On this day in 1810 Lord Byron swam the Hellespont in emulation of Leander’s legendary swims to visit his beloved Hero. Byron was twenty-two, and ten months into his two-year tour of the Mediterranean. He was not yet famous for his poetry or his profligacy, although he had just finished the first draft of Childe Harold, and had just ended, while in Malta, his first serious affair. This was with Constance Spencer Smith, a young woman who fit what would become the Byronic type — beautiful, forbidden (she was married) and dangerous to know (imprisoned on Napoleon’s orders, she had escaped in a boy’s costume provided by an earlier enflamed twenty-two-year-old nobleman).
Although Byron at one point attempted to defend Mrs. Spencer Smith’s honor in a sunrise duel, she was no Hero, and he swam the Hellespont merely for the challenge and the fun of it. It took him two tries, but he bested the cold waters and the strong current (he reckoned that he traveled over three miles downstream during the one-mile crossing) in an hour and ten minutes. His journal entries and letters reflect pride — “I plume myself on this achievement more than I could possibly do on any kind of glory, political, poetical, or rhetorical” — but his poem “Written After Swimming from Sestos to Abydos” pokes fun at both the legendary Leander and “me, degenerate modern wretch”:
…But since he crossed the rapid tide,
According to the doubtful story,
To woo and Lord knows what beside,
And swam for Love, as I for Glory;
‘Twere hard to say who fared the best;
Sad mortals thus the gods still plague you!
He lost his labour, I my jest;
For he was drowned, and I’ve the ague.
A commemorative Hellespont swim now takes place every August. According to the Swim Hellespont website, the event includes coaching for swimmers, a post-race dinner, and optional tours to Gallipoli and Troy.

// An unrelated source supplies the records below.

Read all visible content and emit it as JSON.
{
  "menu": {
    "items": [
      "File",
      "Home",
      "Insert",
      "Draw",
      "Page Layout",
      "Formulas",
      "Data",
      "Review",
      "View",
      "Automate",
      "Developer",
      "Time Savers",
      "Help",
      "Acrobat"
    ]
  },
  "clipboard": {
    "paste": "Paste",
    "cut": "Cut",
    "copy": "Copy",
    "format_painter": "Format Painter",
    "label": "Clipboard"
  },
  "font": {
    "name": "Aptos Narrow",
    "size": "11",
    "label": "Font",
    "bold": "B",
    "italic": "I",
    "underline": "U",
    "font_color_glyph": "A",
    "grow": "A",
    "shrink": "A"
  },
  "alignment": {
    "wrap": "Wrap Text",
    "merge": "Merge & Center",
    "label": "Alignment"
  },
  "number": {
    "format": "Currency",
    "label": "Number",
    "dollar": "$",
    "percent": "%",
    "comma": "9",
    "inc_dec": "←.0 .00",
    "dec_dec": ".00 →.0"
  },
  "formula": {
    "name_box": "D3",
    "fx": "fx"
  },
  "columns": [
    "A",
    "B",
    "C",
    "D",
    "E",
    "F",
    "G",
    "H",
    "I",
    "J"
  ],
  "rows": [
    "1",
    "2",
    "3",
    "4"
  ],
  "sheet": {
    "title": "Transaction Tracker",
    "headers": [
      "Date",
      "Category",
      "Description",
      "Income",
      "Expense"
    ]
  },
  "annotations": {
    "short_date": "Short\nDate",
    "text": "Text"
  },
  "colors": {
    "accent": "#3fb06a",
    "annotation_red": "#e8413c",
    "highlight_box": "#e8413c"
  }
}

Daybook is contributed by Steve King, who teaches in the English Department of Memorial University in St. John’s, Newfoundland. His literary daybook began as a radio series syndicated nationally in Canada. He can be found online at todayinliterature.com.